-- Opening Marker --
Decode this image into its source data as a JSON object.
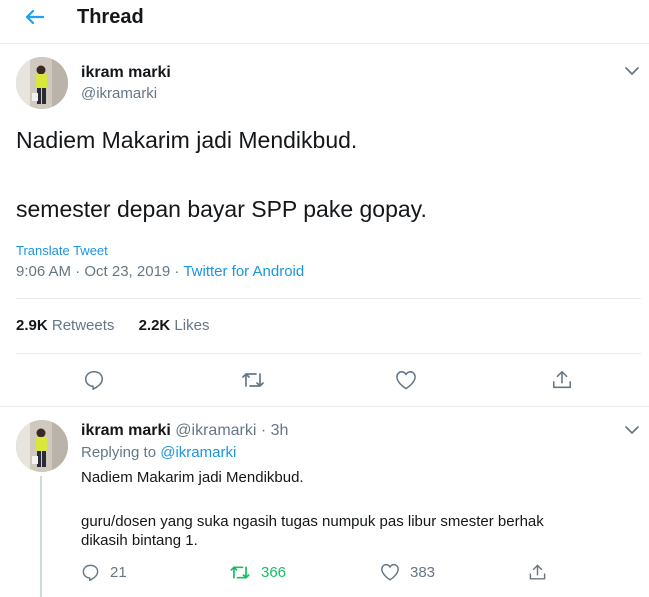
{
  "header": {
    "title": "Thread"
  },
  "main_tweet": {
    "name": "ikram marki",
    "handle": "@ikramarki",
    "text_line1": "Nadiem Makarim jadi Mendikbud.",
    "text_line2": "semester depan bayar SPP pake gopay.",
    "translate_label": "Translate Tweet",
    "timestamp": "9:06 AM · Oct 23, 2019 · ",
    "source": "Twitter for Android",
    "retweets_count": "2.9K",
    "retweets_label": "Retweets",
    "likes_count": "2.2K",
    "likes_label": "Likes"
  },
  "reply_tweet": {
    "name": "ikram marki",
    "handle_time": "@ikramarki · 3h",
    "replying_prefix": "Replying to ",
    "replying_to": "@ikramarki",
    "text_line1": "Nadiem Makarim jadi Mendikbud.",
    "text_line2": "guru/dosen yang suka ngasih tugas numpuk pas libur smester berhak",
    "text_line3": "dikasih bintang 1.",
    "reply_count": "21",
    "retweet_count": "366",
    "like_count": "383"
  },
  "icons": [
    "back-arrow-icon",
    "chevron-down-icon",
    "reply-icon",
    "retweet-icon",
    "like-icon",
    "share-icon"
  ],
  "colors": {
    "accent": "#1b95e0",
    "retweet": "#17bf63",
    "muted": "#657786",
    "divider": "#e6ecf0"
  }
}
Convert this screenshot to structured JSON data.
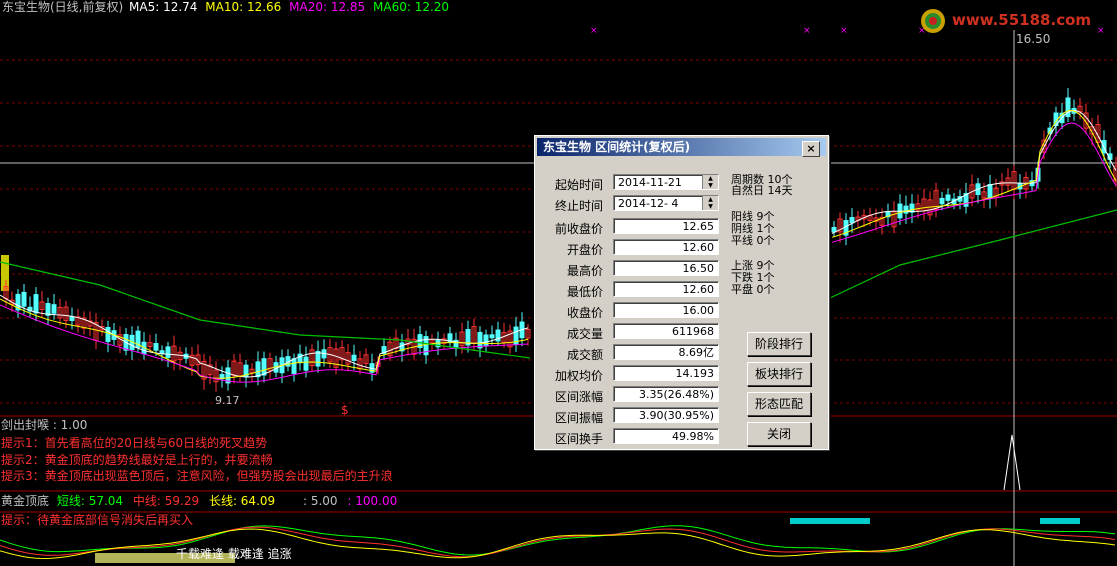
{
  "header": {
    "title": "东宝生物(日线,前复权)",
    "ma5": "MA5: 12.74",
    "ma10": "MA10: 12.66",
    "ma20": "MA20: 12.85",
    "ma60": "MA60: 12.20",
    "logo": "www.55188.com"
  },
  "price_labels": {
    "high": "16.50",
    "low": "9.17",
    "signal": "$"
  },
  "indicator1": {
    "name": "剑出封喉 : 1.00",
    "tips": [
      "提示1：首先看高位的20日线与60日线的死叉趋势",
      "提示2：黄金顶底的趋势线最好是上行的，并要流畅",
      "提示3：黄金顶底出现蓝色顶后，注意风险，但强势股会出现最后的主升浪"
    ]
  },
  "indicator2": {
    "name": "黄金顶底",
    "short": "短线: 57.04",
    "mid": "中线: 59.29",
    "long": "长线: 64.09",
    "v1": ": 5.00",
    "v2": ": 100.00",
    "tip": "提示：待黄金底部信号消失后再买入",
    "bottom_text": "千载难逢 载难逢  追涨"
  },
  "dialog": {
    "title": "东宝生物 区间统计(复权后)",
    "close": "×",
    "start_label": "起始时间",
    "start_value": "2014-11-21",
    "end_label": "终止时间",
    "end_value": "2014-12- 4",
    "rows": [
      {
        "label": "前收盘价",
        "value": "12.65"
      },
      {
        "label": "开盘价",
        "value": "12.60"
      },
      {
        "label": "最高价",
        "value": "16.50"
      },
      {
        "label": "最低价",
        "value": "12.60"
      },
      {
        "label": "收盘价",
        "value": "16.00"
      },
      {
        "label": "成交量",
        "value": "611968"
      },
      {
        "label": "成交额",
        "value": "8.69亿"
      },
      {
        "label": "加权均价",
        "value": "14.193"
      },
      {
        "label": "区间涨幅",
        "value": "3.35(26.48%)"
      },
      {
        "label": "区间振幅",
        "value": "3.90(30.95%)"
      },
      {
        "label": "区间换手",
        "value": "49.98%"
      }
    ],
    "stats": {
      "periods": "周期数 10个",
      "natural_days": "自然日 14天",
      "yang": "阳线  9个",
      "yin": "阴线  1个",
      "flat_line": "平线  0个",
      "up": "上涨  9个",
      "down": "下跌  1个",
      "flat": "平盘  0个"
    },
    "buttons": {
      "rank": "阶段排行",
      "sector": "板块排行",
      "pattern": "形态匹配",
      "close": "关闭"
    }
  },
  "colors": {
    "up": "#ff3232",
    "down": "#54ffff",
    "ma5": "#ffffff",
    "ma10": "#ffff00",
    "ma20": "#ff00ff",
    "ma60": "#00c000",
    "grid": "#800000",
    "tip": "#ff3030"
  }
}
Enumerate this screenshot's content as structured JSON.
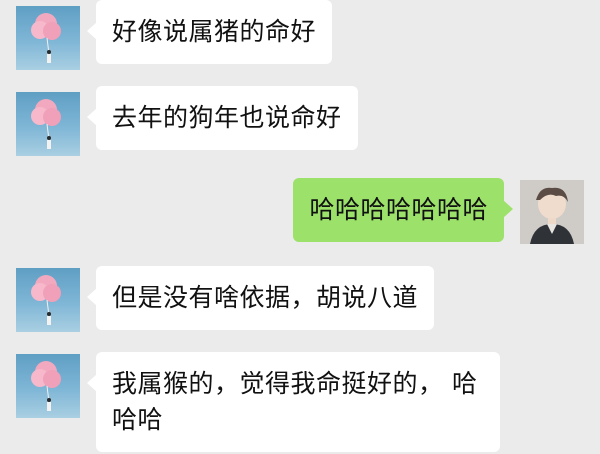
{
  "conversation": {
    "messages": [
      {
        "side": "left",
        "avatar": "cotton-candy-girl-avatar",
        "text": "好像说属猪的命好"
      },
      {
        "side": "left",
        "avatar": "cotton-candy-girl-avatar",
        "text": "去年的狗年也说命好"
      },
      {
        "side": "right",
        "avatar": "boy-portrait-avatar",
        "text": "哈哈哈哈哈哈哈"
      },
      {
        "side": "left",
        "avatar": "cotton-candy-girl-avatar",
        "text": "但是没有啥依据，胡说八道"
      },
      {
        "side": "left",
        "avatar": "cotton-candy-girl-avatar",
        "text": "我属猴的，觉得我命挺好的， 哈哈哈"
      }
    ]
  },
  "colors": {
    "background": "#ebebeb",
    "incoming_bubble": "#ffffff",
    "outgoing_bubble": "#9ce26a"
  }
}
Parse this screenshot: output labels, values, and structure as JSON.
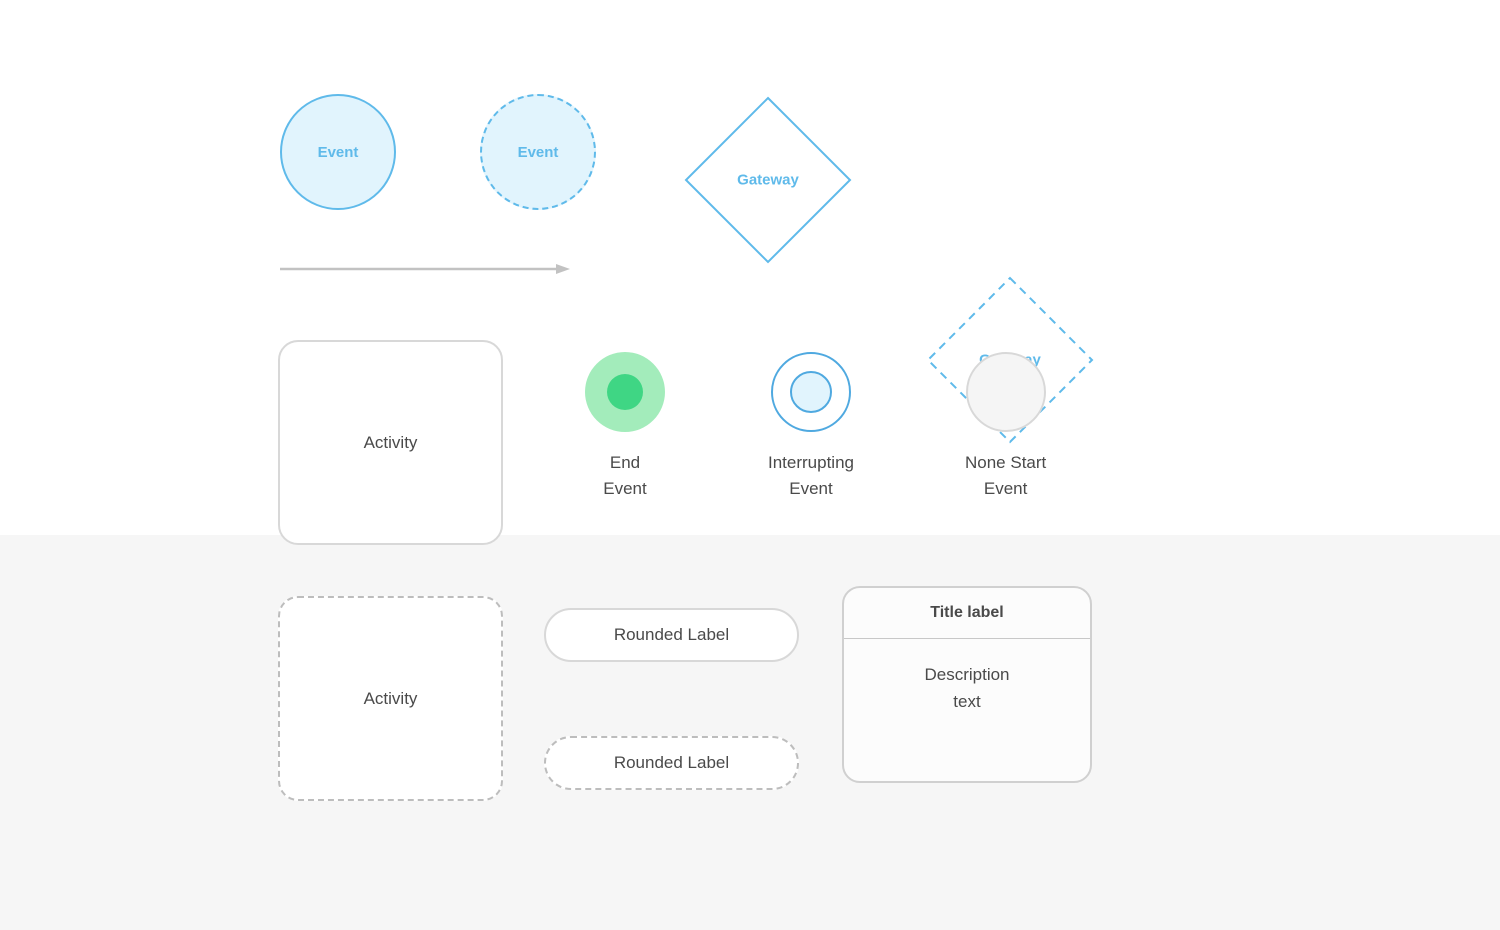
{
  "shapes": {
    "event_solid": {
      "label": "Event"
    },
    "event_dashed": {
      "label": "Event"
    },
    "gateway_solid": {
      "label": "Gateway"
    },
    "gateway_dashed": {
      "label": "Gateway"
    },
    "activity_solid": {
      "label": "Activity"
    },
    "activity_dashed": {
      "label": "Activity"
    },
    "end_event": {
      "label": "End\nEvent"
    },
    "interrupting_event": {
      "label": "Interrupting\nEvent"
    },
    "none_start_event": {
      "label": "None Start\nEvent"
    },
    "rounded_solid": {
      "label": "Rounded Label"
    },
    "rounded_dashed": {
      "label": "Rounded Label"
    },
    "card": {
      "title": "Title label",
      "description": "Description\ntext"
    }
  },
  "colors": {
    "accent_blue": "#5fbaea",
    "light_blue_fill": "#e1f4fd",
    "green_light": "#a3ecbb",
    "green_dark": "#3fd684",
    "border_gray": "#d8d8d8",
    "border_dashed_gray": "#bdbdbd",
    "text": "#4a4a4a",
    "panel_bg": "#f6f6f6"
  }
}
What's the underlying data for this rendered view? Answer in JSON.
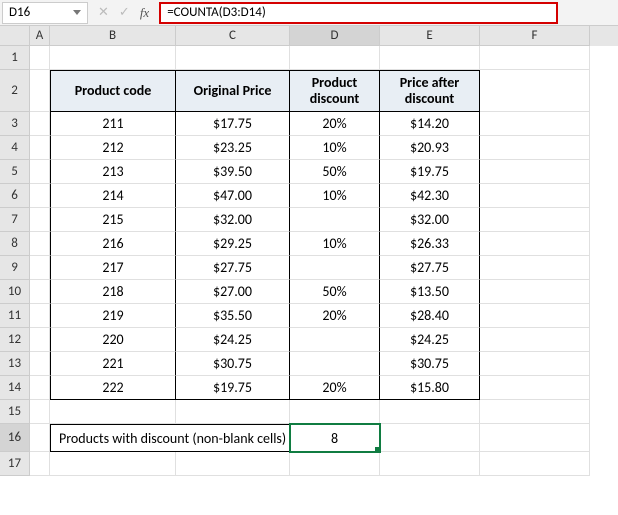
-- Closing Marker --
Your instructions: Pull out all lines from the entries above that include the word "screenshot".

Reply:
Convert this screenshot to structured JSON data.
Enumerate this screenshot's content as structured JSON.
Parse this screenshot: output labels, values, and structure as JSON.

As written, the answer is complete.